== GOAL OF THE EXERCISE ==
List each line of the data that holds the string "title".

(Web page and app entries)
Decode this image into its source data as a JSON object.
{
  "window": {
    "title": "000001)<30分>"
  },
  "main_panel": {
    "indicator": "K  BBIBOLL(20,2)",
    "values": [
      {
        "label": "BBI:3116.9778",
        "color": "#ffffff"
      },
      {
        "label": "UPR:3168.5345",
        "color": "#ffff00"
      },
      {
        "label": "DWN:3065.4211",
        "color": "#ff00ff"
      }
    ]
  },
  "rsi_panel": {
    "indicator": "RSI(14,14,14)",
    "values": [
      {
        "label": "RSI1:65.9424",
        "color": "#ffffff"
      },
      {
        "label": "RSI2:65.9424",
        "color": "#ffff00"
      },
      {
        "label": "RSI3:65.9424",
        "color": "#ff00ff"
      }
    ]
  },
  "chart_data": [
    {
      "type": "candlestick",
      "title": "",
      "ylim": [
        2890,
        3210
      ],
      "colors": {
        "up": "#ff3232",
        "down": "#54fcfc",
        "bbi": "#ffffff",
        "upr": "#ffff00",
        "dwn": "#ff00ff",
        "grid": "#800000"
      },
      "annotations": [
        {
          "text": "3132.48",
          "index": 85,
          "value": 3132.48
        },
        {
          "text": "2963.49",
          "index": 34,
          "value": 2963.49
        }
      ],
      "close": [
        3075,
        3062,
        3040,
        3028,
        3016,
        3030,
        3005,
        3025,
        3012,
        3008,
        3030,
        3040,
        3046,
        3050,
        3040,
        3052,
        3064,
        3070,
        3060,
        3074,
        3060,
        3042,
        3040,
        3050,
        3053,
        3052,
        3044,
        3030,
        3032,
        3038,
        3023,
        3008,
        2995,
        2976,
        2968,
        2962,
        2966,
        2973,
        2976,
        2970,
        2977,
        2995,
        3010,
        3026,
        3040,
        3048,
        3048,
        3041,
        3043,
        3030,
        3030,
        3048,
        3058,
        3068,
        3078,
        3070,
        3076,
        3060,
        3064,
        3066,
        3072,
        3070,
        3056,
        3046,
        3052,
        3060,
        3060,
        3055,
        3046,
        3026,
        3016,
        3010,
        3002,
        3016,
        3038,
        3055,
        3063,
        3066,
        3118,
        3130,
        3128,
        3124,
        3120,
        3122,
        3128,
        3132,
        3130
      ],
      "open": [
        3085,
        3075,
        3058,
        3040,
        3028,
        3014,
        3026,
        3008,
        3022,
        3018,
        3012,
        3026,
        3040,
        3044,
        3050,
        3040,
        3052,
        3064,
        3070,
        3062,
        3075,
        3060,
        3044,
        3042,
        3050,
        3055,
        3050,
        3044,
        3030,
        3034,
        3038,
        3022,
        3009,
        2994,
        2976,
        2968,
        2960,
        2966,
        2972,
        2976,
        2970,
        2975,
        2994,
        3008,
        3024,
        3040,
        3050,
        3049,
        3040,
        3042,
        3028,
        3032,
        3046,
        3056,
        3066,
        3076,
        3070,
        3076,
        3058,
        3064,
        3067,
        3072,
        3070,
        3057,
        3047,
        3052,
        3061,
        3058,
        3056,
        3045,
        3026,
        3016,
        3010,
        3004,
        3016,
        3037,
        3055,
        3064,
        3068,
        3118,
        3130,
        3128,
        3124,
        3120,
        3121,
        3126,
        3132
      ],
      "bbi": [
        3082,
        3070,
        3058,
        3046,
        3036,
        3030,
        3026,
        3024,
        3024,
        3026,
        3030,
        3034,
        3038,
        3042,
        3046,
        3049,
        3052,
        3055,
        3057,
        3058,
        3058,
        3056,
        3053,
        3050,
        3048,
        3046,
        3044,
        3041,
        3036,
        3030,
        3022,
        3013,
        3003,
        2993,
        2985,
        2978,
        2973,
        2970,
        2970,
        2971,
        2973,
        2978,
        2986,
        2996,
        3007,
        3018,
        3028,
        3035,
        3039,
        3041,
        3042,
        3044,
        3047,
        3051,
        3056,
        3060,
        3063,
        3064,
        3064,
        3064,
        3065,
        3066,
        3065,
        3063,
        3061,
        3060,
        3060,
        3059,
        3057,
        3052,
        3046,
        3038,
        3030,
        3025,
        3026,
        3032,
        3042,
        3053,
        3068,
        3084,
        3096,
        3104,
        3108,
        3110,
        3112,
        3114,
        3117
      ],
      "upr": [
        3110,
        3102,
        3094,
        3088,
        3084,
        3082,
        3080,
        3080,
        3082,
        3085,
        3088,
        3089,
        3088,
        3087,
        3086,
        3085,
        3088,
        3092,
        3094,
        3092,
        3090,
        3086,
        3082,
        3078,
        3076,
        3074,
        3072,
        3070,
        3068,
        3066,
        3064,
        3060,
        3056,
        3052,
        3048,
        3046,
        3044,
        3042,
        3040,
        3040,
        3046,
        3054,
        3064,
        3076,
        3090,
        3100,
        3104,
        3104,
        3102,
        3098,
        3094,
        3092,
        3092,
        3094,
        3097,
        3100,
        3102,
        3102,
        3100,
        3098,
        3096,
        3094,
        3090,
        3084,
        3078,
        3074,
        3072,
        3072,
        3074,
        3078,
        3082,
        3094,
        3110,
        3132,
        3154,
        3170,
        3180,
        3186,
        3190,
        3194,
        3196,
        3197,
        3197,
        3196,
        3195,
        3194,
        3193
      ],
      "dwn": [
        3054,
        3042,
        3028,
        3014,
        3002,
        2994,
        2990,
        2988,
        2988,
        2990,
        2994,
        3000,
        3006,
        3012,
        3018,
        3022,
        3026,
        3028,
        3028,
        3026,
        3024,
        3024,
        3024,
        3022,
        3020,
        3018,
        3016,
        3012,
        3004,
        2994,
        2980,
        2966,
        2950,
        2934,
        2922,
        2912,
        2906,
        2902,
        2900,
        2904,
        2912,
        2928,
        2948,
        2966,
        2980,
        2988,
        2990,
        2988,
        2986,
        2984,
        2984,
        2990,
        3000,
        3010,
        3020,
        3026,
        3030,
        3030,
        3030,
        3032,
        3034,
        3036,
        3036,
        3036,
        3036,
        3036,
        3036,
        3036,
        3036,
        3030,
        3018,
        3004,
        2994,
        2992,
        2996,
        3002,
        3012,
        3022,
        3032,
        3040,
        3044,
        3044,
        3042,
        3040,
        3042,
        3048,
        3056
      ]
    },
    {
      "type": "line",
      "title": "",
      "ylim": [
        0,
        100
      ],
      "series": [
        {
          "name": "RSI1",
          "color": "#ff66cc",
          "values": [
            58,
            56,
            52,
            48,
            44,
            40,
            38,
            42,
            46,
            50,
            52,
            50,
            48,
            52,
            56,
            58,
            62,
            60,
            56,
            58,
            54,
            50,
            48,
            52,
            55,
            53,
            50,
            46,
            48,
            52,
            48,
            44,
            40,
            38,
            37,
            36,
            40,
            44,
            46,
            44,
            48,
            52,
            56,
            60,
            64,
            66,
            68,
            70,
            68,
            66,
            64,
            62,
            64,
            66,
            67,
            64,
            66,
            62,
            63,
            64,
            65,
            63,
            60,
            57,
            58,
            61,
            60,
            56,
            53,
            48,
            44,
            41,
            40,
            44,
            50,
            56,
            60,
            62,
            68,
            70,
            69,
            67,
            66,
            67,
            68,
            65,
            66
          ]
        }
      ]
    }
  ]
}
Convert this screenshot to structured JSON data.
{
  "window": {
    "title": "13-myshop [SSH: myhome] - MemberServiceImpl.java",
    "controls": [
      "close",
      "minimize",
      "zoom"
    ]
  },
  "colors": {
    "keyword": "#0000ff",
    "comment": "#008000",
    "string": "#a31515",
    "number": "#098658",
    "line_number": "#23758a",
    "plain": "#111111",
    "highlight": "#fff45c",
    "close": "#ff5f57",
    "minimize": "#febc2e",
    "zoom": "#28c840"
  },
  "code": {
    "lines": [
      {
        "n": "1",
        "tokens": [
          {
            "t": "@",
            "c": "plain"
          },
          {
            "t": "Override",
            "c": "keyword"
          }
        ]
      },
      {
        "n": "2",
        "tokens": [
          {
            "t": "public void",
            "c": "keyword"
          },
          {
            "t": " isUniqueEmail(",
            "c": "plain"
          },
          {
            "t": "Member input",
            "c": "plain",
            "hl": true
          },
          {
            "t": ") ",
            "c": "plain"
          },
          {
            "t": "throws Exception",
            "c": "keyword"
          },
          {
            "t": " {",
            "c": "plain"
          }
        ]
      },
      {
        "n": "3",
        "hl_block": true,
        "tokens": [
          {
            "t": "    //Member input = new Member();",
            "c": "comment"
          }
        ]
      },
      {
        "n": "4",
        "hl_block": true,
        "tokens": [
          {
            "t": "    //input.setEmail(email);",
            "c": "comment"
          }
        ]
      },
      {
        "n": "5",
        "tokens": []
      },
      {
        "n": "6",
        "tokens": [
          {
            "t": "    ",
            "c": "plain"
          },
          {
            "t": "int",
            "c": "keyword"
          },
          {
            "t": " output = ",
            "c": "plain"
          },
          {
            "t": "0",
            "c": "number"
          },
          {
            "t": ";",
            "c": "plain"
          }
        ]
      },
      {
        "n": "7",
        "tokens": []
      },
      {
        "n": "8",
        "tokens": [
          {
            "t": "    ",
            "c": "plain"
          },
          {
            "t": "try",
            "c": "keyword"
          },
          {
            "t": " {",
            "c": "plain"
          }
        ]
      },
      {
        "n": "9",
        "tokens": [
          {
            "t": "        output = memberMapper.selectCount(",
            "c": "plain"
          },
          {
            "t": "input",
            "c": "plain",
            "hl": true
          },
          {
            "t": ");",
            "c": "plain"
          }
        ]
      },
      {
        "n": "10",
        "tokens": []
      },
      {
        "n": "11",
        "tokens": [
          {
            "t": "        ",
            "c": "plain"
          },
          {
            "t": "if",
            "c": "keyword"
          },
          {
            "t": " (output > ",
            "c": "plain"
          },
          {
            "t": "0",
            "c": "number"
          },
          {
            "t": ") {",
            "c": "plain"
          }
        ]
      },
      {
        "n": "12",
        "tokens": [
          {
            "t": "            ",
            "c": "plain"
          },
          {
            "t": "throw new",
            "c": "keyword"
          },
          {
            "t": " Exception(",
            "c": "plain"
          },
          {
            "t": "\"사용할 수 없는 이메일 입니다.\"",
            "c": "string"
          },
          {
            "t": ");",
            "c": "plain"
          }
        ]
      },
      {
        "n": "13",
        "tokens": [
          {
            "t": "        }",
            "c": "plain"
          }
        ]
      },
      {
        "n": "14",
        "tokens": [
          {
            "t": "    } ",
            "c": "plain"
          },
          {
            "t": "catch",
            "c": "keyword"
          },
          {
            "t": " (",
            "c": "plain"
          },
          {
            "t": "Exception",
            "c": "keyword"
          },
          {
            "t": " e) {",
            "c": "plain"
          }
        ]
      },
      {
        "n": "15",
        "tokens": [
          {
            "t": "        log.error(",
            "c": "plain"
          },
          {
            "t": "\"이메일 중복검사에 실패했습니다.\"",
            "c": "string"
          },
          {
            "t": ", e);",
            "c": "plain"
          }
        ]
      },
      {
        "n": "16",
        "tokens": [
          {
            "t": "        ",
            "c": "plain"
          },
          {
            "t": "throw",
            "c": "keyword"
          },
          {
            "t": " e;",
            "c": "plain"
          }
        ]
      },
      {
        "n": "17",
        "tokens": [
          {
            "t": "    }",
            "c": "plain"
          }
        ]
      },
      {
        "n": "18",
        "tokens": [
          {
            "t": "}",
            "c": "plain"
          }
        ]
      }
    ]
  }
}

== PROBLEM SOLUTION ==
    "title": "000001)<30分>"
      "title": "",
      "title": "",
    "title": "13-myshop [SSH: myhome] - MemberServiceImpl.java",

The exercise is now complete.